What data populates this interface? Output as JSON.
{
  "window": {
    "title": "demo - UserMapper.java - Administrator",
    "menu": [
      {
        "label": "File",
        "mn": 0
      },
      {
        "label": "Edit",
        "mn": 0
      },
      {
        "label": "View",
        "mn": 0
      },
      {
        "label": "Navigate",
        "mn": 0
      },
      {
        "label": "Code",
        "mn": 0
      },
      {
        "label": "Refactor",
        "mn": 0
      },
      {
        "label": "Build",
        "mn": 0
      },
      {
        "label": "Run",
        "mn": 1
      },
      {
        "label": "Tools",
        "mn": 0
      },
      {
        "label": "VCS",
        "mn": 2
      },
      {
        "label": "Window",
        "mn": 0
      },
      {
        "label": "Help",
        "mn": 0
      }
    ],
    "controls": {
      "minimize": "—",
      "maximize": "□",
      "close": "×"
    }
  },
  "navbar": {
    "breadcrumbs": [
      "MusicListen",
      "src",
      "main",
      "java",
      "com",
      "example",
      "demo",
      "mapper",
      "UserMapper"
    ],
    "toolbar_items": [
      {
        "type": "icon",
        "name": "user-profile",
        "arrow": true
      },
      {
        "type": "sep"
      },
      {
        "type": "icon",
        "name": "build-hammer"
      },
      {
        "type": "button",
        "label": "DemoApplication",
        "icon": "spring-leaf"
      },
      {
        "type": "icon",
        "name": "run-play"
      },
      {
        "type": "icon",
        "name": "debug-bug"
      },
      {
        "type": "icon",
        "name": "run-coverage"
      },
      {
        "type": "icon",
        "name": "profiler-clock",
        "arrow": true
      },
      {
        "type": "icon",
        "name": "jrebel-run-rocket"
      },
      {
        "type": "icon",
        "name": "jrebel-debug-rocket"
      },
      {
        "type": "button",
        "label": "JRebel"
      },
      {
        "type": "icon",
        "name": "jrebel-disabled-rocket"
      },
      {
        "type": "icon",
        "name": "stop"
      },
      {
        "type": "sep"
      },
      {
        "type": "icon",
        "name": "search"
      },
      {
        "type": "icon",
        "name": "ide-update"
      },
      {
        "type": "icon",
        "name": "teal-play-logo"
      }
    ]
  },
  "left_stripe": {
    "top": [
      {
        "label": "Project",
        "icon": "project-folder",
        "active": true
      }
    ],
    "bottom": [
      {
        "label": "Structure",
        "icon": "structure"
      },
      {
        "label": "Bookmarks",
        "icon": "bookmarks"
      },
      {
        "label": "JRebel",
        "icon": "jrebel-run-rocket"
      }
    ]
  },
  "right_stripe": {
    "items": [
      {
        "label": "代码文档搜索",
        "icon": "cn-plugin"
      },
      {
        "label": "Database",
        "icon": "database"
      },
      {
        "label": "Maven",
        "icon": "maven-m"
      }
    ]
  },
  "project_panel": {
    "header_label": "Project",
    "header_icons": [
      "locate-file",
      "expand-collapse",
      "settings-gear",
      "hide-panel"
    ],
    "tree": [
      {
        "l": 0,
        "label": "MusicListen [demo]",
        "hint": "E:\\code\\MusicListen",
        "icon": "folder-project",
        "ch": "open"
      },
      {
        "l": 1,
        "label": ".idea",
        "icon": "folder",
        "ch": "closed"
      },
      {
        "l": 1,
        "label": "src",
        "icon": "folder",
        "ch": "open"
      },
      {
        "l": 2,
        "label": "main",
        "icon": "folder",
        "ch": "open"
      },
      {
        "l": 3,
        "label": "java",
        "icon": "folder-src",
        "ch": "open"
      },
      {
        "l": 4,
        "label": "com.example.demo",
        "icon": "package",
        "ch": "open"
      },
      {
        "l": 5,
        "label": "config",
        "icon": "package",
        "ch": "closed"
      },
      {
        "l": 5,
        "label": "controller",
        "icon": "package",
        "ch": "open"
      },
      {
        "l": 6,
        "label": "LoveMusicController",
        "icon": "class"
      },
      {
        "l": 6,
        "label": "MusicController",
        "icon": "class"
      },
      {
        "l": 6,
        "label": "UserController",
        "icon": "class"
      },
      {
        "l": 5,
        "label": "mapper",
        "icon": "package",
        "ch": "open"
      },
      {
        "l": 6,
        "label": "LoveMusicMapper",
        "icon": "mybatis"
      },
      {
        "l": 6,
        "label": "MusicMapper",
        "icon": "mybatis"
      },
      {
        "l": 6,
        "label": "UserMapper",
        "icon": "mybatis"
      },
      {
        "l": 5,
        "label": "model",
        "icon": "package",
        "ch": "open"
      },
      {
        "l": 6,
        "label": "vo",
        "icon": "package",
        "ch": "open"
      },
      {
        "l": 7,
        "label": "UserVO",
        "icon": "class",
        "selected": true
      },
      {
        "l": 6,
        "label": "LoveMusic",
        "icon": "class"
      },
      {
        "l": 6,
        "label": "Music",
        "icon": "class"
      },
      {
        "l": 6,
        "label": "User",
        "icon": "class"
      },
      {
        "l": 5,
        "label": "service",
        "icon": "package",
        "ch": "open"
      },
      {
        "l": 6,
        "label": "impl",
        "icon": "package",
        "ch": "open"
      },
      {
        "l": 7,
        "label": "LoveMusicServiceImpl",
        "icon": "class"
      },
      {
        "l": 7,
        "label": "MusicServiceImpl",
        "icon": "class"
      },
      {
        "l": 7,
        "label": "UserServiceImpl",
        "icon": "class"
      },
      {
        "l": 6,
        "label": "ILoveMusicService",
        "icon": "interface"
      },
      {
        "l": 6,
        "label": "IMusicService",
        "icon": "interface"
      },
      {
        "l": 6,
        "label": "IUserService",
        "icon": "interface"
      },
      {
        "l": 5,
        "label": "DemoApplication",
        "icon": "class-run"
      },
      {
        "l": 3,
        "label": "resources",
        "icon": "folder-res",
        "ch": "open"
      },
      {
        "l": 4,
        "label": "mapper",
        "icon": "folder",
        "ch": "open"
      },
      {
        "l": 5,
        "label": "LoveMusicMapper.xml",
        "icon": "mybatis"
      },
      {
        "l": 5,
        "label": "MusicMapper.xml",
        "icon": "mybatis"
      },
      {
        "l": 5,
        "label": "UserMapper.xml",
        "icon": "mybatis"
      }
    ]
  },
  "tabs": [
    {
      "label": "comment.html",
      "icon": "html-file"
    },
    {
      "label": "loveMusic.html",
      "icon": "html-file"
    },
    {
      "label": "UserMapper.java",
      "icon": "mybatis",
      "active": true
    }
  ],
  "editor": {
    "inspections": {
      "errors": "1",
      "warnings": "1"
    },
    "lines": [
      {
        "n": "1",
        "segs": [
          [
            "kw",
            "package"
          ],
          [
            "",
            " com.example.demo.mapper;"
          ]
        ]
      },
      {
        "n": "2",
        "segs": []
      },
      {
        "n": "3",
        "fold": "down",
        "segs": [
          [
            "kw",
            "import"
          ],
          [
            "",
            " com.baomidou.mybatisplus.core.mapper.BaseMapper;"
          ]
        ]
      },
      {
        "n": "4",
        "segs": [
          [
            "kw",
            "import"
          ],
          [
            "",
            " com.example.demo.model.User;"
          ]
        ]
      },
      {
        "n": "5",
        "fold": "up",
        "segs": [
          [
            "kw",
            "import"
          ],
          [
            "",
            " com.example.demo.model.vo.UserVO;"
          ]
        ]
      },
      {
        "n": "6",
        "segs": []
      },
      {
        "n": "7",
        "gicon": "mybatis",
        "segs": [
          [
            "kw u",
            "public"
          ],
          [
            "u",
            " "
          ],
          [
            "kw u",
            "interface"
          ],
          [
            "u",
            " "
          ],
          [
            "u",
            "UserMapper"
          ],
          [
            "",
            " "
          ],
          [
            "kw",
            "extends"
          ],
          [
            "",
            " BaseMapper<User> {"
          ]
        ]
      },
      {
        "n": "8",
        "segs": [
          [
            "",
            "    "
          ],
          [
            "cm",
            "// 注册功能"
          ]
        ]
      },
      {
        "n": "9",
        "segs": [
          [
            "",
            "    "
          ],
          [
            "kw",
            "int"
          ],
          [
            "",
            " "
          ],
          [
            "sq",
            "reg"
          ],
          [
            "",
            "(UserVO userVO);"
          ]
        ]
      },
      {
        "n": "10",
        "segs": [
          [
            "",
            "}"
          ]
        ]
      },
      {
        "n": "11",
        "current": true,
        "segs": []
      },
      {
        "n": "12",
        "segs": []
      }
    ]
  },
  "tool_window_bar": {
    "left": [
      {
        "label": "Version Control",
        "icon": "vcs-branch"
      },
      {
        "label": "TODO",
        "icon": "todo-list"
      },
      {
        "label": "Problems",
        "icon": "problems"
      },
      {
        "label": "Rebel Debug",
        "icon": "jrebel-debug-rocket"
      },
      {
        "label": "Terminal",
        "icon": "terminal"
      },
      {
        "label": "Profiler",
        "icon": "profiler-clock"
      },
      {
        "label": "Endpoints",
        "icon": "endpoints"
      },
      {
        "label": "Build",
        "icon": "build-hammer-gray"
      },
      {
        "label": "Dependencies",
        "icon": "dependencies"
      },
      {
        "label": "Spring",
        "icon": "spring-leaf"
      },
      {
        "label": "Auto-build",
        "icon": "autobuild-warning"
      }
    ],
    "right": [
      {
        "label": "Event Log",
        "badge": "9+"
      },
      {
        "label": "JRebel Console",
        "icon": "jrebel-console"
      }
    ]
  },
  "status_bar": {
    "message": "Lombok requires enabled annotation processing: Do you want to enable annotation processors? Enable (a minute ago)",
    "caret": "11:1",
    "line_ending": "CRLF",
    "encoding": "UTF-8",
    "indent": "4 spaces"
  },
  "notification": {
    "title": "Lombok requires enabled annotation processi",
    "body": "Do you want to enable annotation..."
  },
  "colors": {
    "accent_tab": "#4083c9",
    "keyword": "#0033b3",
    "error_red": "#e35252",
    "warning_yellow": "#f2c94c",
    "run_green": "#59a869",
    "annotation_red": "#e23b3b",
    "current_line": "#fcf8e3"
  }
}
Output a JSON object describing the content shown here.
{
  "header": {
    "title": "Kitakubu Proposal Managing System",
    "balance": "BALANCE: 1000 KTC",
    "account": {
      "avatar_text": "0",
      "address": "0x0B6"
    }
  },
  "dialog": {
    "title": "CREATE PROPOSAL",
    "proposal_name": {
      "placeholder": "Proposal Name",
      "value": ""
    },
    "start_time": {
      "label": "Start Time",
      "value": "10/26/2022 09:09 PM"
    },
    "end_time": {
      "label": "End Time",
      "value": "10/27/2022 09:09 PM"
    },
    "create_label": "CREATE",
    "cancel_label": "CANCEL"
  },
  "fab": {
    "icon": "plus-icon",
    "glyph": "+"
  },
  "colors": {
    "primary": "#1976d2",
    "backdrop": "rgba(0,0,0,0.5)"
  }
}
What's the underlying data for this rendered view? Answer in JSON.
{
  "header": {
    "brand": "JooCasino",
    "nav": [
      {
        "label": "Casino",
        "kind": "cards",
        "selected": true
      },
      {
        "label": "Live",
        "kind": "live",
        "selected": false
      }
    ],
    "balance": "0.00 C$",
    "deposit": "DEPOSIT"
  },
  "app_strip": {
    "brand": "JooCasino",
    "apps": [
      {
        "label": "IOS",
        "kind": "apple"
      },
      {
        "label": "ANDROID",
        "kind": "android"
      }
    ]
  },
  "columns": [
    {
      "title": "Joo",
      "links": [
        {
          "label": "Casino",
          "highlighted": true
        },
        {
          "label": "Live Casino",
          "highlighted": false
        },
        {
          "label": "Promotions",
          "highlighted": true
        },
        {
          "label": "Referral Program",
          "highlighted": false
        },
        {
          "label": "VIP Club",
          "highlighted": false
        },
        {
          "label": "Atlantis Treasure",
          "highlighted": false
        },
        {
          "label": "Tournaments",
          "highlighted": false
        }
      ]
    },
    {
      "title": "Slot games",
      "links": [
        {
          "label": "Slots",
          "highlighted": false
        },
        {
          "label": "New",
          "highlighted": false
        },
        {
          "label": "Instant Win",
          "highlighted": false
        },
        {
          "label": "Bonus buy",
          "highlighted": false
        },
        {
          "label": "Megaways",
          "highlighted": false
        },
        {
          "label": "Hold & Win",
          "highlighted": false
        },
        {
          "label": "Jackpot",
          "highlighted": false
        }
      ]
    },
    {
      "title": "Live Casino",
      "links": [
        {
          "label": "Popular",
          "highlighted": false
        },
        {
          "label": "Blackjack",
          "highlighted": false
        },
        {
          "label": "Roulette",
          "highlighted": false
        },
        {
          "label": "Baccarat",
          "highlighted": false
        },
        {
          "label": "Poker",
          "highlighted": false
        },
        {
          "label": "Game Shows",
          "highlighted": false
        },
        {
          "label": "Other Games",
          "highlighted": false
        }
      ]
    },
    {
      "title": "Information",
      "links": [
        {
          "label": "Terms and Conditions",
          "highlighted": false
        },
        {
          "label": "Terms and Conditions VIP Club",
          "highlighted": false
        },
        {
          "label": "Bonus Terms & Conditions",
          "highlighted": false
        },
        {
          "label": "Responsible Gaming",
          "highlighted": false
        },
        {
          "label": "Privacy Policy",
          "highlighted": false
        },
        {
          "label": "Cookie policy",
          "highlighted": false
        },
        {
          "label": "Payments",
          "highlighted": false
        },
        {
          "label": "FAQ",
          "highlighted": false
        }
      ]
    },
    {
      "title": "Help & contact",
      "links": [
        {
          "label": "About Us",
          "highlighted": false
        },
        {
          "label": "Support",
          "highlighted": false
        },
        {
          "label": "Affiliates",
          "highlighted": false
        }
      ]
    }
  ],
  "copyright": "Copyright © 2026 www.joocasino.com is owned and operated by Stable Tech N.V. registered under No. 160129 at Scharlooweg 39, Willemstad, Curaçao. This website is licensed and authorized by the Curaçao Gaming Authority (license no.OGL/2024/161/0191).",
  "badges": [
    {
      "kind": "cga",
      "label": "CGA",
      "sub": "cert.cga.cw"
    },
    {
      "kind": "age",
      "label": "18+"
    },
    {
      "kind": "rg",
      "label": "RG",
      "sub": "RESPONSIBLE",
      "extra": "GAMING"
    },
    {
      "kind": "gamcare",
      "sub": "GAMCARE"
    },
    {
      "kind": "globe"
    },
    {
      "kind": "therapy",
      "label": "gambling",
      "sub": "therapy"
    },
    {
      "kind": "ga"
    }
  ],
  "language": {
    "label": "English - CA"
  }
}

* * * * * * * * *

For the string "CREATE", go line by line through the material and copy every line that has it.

PROBLEM SOLUTION:
    "title": "CREATE PROPOSAL",
    "create_label": "CREATE",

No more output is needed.